Top European Union officials on Wednesday formally signed the EU-UK agreement on post-Brexit trade relations, which will come into effect after the Brexit transition period ends on Dec. 31.
The 1,240-page agreement, reached on Christmas Eve, was signed by European Commission President Ursula von der Leyen and Charles Michel, president of the European Council, an EU body that comprises the heads of state of the EU member countries.
The document will then be taken to London by a Royal Air Force plane to be signed by Prime Minister Boris Johnson, before being provisionally applied as of Jan. 1, 2021.
The EU will also seek cooperation with the UK on specific foreign policy issues “based on shared values and interests,” he said.

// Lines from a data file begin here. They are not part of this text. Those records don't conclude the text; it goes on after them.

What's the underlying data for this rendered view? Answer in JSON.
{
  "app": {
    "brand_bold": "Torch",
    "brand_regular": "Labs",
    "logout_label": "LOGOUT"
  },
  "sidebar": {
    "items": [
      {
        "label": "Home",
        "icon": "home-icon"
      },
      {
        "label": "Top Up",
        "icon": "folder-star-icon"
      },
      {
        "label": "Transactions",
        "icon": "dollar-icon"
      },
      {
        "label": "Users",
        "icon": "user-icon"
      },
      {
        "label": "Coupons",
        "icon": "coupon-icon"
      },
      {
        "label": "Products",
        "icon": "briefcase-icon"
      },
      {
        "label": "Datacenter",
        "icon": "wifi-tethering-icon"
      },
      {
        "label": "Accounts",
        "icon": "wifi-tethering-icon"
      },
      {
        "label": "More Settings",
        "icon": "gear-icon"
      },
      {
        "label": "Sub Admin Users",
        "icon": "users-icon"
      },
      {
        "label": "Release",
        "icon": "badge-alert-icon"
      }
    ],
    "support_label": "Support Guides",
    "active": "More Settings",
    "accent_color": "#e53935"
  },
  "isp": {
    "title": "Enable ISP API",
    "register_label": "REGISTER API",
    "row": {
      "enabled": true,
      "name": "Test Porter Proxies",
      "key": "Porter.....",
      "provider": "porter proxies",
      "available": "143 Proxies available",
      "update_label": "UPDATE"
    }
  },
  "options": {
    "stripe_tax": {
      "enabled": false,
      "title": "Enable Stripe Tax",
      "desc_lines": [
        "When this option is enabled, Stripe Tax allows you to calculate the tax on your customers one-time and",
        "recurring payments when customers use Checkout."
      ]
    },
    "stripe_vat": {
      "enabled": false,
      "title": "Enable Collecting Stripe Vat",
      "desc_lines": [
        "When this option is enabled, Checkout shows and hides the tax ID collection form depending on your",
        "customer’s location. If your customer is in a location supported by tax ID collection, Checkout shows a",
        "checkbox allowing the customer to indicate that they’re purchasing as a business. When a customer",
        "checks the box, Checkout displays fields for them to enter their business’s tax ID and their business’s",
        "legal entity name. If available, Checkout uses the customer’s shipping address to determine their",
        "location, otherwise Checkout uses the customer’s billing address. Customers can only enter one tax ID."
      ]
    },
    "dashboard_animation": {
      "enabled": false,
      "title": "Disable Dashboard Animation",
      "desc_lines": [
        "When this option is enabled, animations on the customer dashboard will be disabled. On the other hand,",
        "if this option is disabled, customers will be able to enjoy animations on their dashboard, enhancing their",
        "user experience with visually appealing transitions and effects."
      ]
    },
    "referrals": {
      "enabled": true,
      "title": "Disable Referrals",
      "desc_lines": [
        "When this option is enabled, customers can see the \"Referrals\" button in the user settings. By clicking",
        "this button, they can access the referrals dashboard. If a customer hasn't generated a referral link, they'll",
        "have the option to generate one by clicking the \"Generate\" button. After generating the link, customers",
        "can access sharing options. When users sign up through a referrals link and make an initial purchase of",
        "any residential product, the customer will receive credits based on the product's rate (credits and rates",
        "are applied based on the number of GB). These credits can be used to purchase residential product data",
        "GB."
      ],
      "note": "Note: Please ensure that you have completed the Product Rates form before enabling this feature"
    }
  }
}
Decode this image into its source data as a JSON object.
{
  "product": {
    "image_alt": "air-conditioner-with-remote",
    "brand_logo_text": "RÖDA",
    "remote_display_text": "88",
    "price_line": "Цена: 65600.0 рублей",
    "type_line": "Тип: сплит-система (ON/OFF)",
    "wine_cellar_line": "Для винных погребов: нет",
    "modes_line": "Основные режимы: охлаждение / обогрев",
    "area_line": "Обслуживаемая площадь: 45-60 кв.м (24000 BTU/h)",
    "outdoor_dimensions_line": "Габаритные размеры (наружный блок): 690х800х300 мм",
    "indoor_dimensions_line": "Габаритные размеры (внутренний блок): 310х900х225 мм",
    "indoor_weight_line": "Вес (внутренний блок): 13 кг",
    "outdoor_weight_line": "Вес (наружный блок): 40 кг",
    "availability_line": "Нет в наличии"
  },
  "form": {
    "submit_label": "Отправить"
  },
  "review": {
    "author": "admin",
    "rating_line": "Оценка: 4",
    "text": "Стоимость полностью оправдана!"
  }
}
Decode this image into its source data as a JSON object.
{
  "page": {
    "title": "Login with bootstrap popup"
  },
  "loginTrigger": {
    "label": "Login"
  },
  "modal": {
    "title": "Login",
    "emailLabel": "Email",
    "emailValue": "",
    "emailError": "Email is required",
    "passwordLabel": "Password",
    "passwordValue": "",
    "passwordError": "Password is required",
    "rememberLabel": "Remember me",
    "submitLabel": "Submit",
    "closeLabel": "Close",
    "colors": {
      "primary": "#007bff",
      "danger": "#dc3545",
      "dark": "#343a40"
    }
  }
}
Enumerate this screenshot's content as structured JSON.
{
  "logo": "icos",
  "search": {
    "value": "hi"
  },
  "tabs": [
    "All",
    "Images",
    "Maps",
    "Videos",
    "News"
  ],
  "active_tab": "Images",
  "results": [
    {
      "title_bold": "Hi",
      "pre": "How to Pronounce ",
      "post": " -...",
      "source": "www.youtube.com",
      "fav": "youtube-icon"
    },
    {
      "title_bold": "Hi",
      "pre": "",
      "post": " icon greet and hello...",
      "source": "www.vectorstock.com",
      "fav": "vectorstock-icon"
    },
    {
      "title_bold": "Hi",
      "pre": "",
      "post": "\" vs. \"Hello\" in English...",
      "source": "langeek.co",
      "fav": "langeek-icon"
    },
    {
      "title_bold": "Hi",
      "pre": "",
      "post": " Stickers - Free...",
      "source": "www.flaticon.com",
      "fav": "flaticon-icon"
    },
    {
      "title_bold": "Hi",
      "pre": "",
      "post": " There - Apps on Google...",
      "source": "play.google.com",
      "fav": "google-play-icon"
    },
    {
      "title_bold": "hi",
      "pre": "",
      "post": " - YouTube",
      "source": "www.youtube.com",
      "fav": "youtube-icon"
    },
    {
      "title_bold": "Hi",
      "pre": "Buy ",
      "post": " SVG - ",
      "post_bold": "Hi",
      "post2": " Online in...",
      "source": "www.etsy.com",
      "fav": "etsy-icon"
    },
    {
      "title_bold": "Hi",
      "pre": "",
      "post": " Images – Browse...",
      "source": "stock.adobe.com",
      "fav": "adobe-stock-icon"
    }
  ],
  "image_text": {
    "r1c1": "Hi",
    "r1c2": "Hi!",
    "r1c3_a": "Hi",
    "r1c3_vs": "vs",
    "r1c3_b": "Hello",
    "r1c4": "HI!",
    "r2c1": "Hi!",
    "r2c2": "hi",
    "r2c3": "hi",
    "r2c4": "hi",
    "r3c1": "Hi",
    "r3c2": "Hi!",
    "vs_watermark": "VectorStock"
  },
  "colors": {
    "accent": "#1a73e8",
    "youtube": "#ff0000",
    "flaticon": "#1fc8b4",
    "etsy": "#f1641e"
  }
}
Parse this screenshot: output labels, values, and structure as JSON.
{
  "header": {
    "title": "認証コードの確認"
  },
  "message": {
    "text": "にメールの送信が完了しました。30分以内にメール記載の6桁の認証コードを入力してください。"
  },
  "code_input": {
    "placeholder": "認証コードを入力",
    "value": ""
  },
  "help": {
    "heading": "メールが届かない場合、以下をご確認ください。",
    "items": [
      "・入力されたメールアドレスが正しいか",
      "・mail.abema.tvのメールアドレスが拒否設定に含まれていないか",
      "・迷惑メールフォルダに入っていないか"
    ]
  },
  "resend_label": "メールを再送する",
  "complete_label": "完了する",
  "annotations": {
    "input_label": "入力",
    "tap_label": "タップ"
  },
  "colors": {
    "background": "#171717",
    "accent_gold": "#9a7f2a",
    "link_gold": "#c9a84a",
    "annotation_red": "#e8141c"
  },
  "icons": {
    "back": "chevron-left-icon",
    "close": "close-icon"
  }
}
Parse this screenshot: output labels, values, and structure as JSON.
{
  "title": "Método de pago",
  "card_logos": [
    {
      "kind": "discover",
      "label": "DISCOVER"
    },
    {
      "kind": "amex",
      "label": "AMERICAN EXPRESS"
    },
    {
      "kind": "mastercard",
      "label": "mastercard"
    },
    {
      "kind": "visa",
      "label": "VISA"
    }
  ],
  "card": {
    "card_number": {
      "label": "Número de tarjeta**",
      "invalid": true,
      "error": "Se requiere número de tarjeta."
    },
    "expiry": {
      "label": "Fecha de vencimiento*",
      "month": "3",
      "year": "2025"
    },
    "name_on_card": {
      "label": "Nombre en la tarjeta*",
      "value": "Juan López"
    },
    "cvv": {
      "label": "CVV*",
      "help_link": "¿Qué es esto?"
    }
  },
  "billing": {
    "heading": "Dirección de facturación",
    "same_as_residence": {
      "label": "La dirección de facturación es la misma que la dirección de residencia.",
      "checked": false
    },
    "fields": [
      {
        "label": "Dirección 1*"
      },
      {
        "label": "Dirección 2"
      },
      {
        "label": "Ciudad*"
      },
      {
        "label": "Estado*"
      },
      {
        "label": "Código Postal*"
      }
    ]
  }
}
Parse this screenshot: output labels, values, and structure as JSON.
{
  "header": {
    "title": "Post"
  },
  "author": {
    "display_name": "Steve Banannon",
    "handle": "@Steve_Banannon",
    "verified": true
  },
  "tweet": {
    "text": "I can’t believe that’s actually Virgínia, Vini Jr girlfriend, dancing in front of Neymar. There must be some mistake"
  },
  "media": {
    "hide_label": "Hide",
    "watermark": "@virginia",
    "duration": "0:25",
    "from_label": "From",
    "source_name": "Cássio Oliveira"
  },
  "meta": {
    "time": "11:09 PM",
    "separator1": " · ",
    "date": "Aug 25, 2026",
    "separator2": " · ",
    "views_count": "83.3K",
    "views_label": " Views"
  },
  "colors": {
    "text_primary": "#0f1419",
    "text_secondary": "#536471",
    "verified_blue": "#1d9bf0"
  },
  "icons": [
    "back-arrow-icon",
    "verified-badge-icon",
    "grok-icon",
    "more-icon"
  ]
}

The agreement will be examined by the European Parliament in early 2021, before it can be formally ratified by the EU.
Labour Party leader Keir Starmer said the deal is a "thin agreement" which does not provide adequate protection to British businesses and workers, but Labour will vote for it because it was better than no deal at all.
The deal has also won support from the European Research Group, a group of staunchly pro-Brexit lawmakers in Prime Minister Boris Johnson's Conservative Party who see close ties to the EU as a threat to British sovereignty.
The group's Legal Advisory Committee delivered its opinion on the deal on Tuesday, saying that "it is consistent the [sic] sovereignty of the United Kingdom," ERG Deputy Chairman David Jones wrote on Twitter.